Ms. Suarez had been an insulin-dependent diabetic since childhood. She still lived with her mother, who by all indications took very good care of her.
My initial guess—hope, really—was that she was suffering from low blood sugar. But the nurses beat me to it: Her finger-stick glucose was normal. Still, I told myself, this must be a complication of the diabetes. Maybe her brain was reeling from too many sugar highs and lows.
“Has her sugar varied much lately?” I asked. “Any episodes of coma or confusion this past week?”
Mom thought for a moment. “One time, years ago, she fell into a hypoglycemic coma, but nothing since. Her glucose has been steady.”
“Please forgive my asking: Any drugs? Any chance of alcohol?”
The mother answered, evenly again, “I understand. No.”
Trying to be gentle, I pulled back the sheet and took a stab at listening to Ms. Suarez’s lungs and heart; she did her best to avoid me. Awkwardly I held her head and bent it toward her chest to check for neck stiffness. This can be a sign of meningitis, an often lethal infection of the lining of the brain and spinal cord that can cause mental confusion.
“Leave me alone,” she muttered, pushing away.
My malingering radar lit up. If you’re coherent enough to say you feel bad, then you should be able to cooperate with a physical exam. Was she giving me the runaround?
The mother caught my skeptical look. The hawk eyes came back. “Something’s wrong,” she intoned…

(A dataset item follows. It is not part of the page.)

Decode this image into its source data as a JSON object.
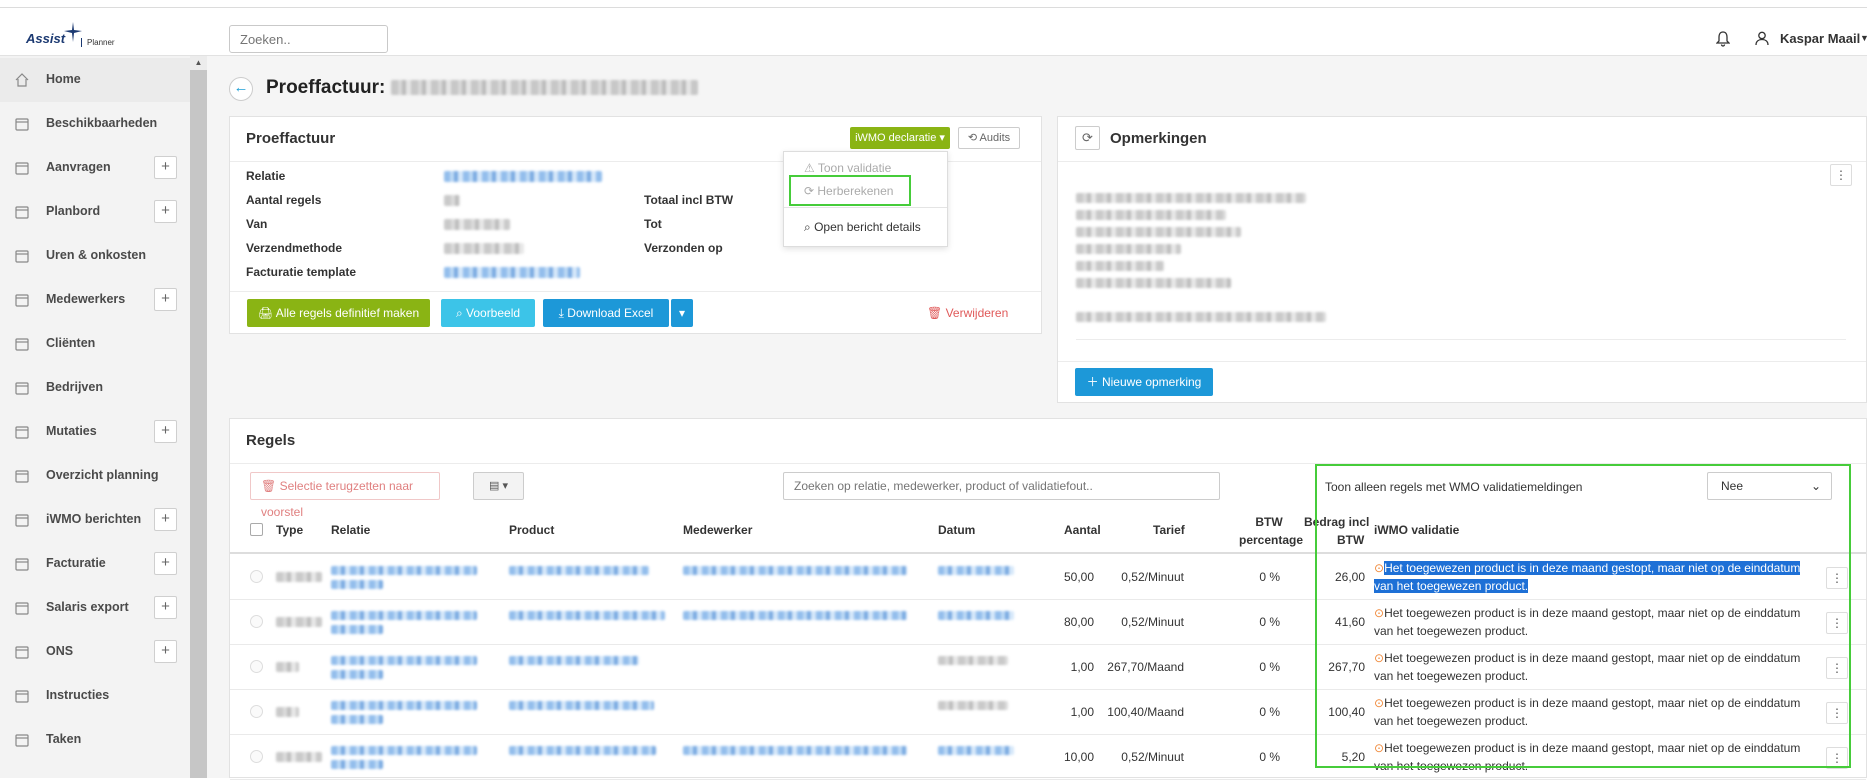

Image: The thyroid gland, shown here magnified 49x, produces a hormone that regulates the body’s metabolism. Steve Gschmeissner/Photo Researchers Inc